WORK INSTRUCTION –
From the listing below, extract every line in which the word "thumb" appears.

-------

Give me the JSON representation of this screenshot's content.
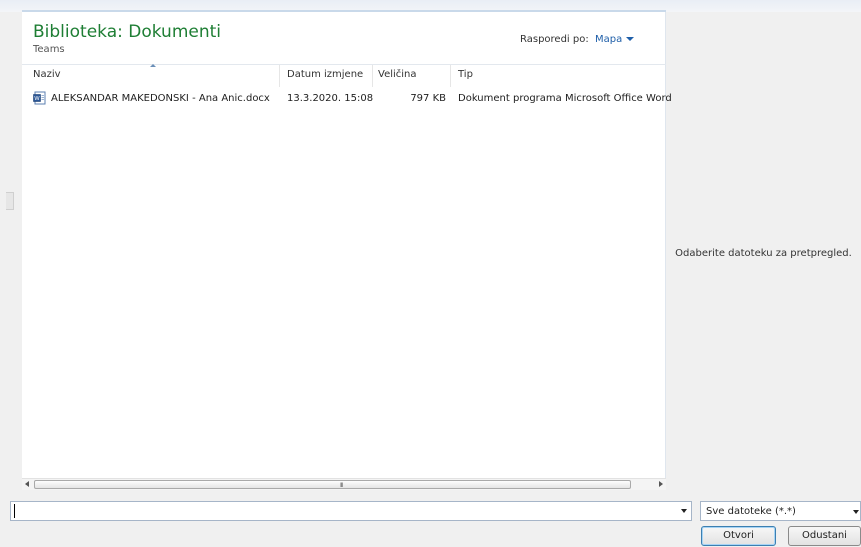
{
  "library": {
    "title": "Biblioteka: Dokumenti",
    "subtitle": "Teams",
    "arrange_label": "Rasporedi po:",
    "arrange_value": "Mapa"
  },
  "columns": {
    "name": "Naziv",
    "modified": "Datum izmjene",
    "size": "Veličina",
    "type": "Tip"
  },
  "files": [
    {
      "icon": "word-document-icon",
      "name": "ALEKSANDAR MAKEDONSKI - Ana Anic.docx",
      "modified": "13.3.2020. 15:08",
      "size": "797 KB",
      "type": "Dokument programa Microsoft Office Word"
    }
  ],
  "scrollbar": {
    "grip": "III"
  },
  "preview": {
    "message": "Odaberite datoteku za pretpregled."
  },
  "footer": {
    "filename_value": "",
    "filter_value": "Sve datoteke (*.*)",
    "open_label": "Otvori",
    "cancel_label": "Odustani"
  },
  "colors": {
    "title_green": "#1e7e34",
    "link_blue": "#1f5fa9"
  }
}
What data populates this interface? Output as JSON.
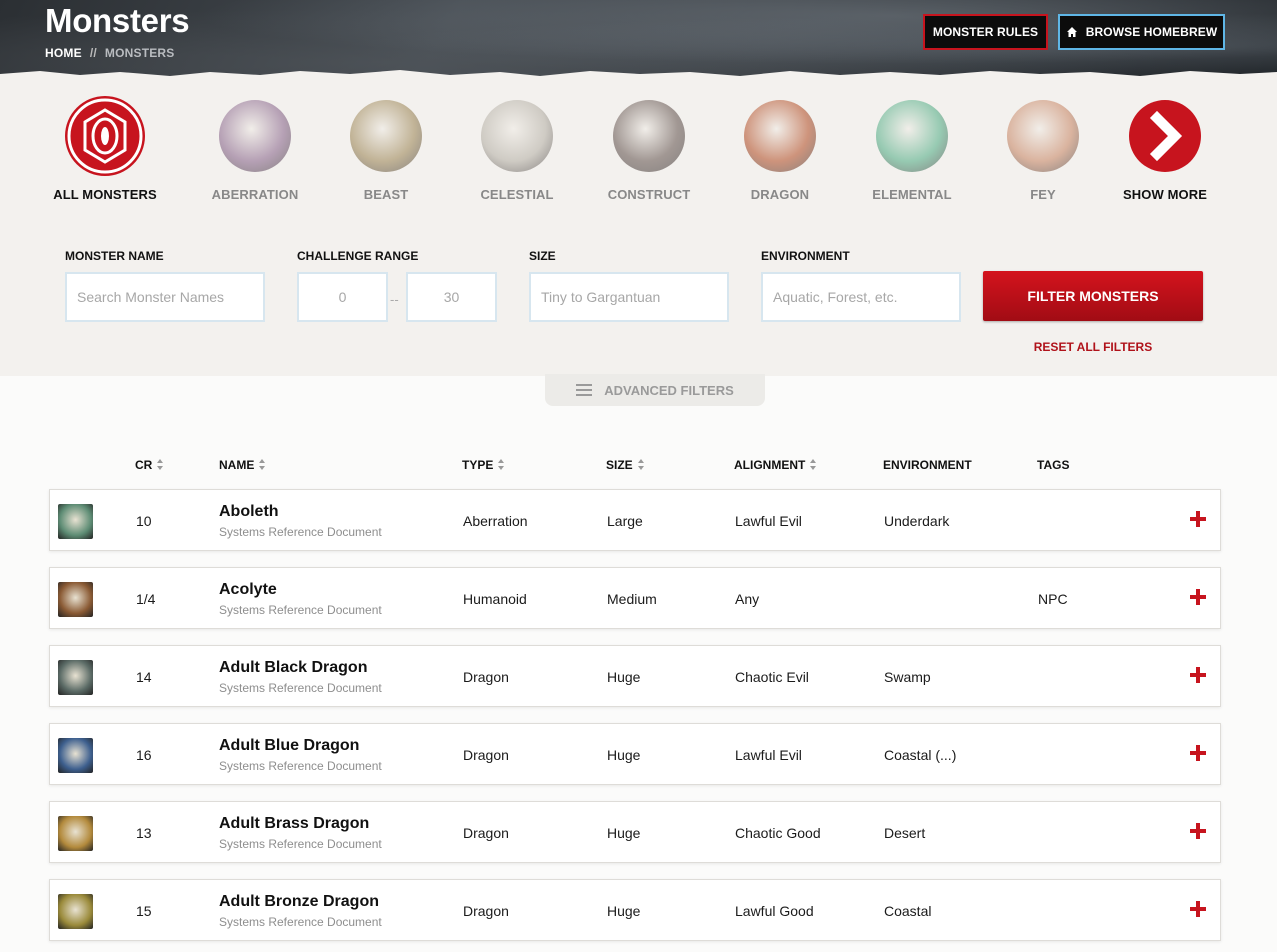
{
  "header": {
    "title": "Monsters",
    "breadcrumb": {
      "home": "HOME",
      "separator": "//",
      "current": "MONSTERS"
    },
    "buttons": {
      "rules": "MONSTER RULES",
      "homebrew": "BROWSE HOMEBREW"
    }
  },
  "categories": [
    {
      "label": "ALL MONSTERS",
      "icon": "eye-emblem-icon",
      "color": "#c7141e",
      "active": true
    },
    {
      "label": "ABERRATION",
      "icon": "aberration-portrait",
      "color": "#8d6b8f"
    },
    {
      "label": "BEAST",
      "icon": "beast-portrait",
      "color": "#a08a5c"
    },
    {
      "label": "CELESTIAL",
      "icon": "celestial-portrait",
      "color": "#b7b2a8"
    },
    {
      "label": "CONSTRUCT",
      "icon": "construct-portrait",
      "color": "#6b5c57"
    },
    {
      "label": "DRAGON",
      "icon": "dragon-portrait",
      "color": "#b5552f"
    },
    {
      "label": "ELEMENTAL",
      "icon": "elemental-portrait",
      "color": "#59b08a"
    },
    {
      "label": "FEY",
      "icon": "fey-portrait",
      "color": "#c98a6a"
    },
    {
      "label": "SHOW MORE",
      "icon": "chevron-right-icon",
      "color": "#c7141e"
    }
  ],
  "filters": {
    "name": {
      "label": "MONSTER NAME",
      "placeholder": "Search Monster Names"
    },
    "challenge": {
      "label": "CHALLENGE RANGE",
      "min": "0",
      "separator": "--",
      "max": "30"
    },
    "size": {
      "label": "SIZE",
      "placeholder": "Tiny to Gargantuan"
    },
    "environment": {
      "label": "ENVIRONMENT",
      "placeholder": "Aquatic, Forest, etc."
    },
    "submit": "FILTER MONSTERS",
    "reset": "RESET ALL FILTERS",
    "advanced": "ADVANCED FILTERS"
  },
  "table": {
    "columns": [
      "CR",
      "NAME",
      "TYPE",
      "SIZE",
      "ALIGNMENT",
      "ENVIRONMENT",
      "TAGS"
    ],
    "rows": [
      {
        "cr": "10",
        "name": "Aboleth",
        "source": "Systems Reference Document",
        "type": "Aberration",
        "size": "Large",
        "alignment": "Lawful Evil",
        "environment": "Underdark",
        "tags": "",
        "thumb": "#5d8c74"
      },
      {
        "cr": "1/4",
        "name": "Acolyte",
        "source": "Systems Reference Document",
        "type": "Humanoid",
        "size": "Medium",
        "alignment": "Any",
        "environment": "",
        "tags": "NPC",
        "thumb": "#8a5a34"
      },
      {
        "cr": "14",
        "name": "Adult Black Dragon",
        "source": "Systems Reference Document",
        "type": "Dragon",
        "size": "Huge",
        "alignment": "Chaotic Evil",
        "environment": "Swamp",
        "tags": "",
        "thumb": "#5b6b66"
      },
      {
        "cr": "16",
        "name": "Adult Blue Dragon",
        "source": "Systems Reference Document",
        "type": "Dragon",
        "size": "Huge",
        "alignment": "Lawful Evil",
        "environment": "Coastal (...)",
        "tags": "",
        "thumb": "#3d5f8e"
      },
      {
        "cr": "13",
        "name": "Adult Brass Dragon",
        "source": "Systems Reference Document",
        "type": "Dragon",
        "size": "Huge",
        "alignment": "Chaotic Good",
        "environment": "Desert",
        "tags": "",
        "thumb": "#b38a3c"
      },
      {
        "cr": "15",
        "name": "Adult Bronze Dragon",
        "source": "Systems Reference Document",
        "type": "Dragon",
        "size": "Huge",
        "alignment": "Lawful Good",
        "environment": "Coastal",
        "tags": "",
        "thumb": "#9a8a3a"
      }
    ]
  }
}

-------

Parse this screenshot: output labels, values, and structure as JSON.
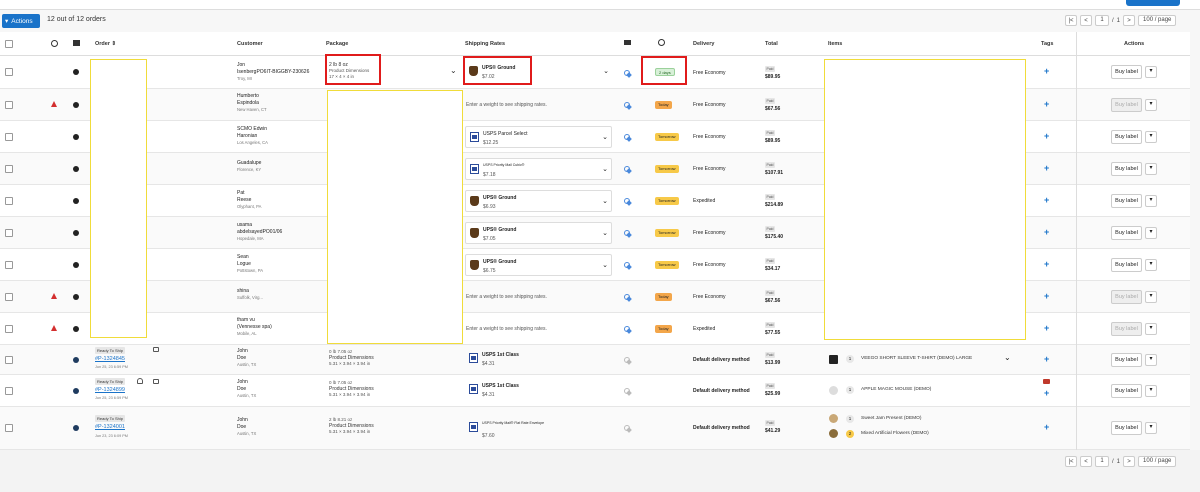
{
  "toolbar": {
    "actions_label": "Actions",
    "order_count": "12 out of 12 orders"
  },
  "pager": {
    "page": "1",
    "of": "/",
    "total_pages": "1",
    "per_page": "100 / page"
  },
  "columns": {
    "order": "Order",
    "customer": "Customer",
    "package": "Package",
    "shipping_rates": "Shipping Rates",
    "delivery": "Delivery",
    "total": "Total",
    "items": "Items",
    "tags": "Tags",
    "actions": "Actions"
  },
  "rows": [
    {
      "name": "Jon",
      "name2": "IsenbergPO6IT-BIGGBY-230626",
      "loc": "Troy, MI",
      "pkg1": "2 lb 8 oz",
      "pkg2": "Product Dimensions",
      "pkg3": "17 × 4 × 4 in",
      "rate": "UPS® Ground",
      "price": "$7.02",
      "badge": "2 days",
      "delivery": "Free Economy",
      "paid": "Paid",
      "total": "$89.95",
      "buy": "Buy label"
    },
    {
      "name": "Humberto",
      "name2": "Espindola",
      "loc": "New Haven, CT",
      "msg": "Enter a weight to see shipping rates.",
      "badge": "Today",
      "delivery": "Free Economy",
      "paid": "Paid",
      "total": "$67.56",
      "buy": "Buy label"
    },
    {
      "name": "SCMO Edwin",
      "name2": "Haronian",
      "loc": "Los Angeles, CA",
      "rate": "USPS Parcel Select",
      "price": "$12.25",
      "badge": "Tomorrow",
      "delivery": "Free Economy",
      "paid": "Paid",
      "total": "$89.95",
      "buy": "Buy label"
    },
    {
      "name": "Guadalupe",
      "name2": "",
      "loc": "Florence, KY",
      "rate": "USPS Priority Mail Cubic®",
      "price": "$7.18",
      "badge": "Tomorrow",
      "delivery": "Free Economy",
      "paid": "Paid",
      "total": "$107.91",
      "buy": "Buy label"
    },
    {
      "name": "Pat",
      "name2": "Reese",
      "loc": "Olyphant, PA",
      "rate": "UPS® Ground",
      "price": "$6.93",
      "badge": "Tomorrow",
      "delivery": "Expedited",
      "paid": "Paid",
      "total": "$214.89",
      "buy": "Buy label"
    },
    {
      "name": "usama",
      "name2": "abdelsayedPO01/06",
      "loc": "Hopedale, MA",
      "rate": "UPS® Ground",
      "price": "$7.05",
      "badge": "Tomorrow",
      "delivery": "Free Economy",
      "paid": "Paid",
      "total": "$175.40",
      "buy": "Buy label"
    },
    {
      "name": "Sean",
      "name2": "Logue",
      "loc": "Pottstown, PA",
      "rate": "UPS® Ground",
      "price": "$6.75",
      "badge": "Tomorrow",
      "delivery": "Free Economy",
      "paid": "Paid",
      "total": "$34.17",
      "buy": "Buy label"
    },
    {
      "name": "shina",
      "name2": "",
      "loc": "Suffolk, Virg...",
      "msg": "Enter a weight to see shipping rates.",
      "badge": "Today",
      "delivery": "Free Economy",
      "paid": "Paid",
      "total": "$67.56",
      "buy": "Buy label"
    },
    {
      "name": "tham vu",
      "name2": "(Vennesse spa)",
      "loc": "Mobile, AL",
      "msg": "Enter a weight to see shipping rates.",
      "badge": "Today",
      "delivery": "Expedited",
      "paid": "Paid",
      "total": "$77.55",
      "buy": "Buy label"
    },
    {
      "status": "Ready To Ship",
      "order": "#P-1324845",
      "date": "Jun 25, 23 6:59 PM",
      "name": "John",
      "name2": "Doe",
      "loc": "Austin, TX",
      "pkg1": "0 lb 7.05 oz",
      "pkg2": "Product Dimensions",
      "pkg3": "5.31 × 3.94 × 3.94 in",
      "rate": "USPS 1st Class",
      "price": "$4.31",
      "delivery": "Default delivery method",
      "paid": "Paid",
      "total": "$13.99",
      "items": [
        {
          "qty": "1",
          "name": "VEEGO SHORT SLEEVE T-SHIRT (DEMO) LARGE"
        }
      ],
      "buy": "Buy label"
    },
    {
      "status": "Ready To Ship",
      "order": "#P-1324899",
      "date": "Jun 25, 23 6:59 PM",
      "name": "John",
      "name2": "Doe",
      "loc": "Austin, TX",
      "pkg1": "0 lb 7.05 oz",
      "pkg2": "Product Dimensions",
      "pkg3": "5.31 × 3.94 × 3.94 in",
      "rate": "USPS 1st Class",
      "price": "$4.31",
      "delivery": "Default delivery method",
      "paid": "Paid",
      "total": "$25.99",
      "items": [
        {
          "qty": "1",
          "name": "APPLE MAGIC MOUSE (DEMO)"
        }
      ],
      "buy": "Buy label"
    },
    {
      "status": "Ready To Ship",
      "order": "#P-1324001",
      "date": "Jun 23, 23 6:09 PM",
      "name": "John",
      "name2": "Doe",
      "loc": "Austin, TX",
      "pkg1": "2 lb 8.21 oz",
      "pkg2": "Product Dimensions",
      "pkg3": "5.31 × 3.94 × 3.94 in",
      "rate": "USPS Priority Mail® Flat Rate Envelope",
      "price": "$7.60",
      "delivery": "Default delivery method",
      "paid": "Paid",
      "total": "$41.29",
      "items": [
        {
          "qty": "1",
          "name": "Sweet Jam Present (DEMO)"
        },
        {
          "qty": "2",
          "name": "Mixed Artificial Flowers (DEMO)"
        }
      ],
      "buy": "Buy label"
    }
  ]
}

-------

COMPLETED EXERCISE –
        "thumb": "#5d8c74"
        "thumb": "#8a5a34"
        "thumb": "#5b6b66"
        "thumb": "#3d5f8e"
        "thumb": "#b38a3c"
        "thumb": "#9a8a3a"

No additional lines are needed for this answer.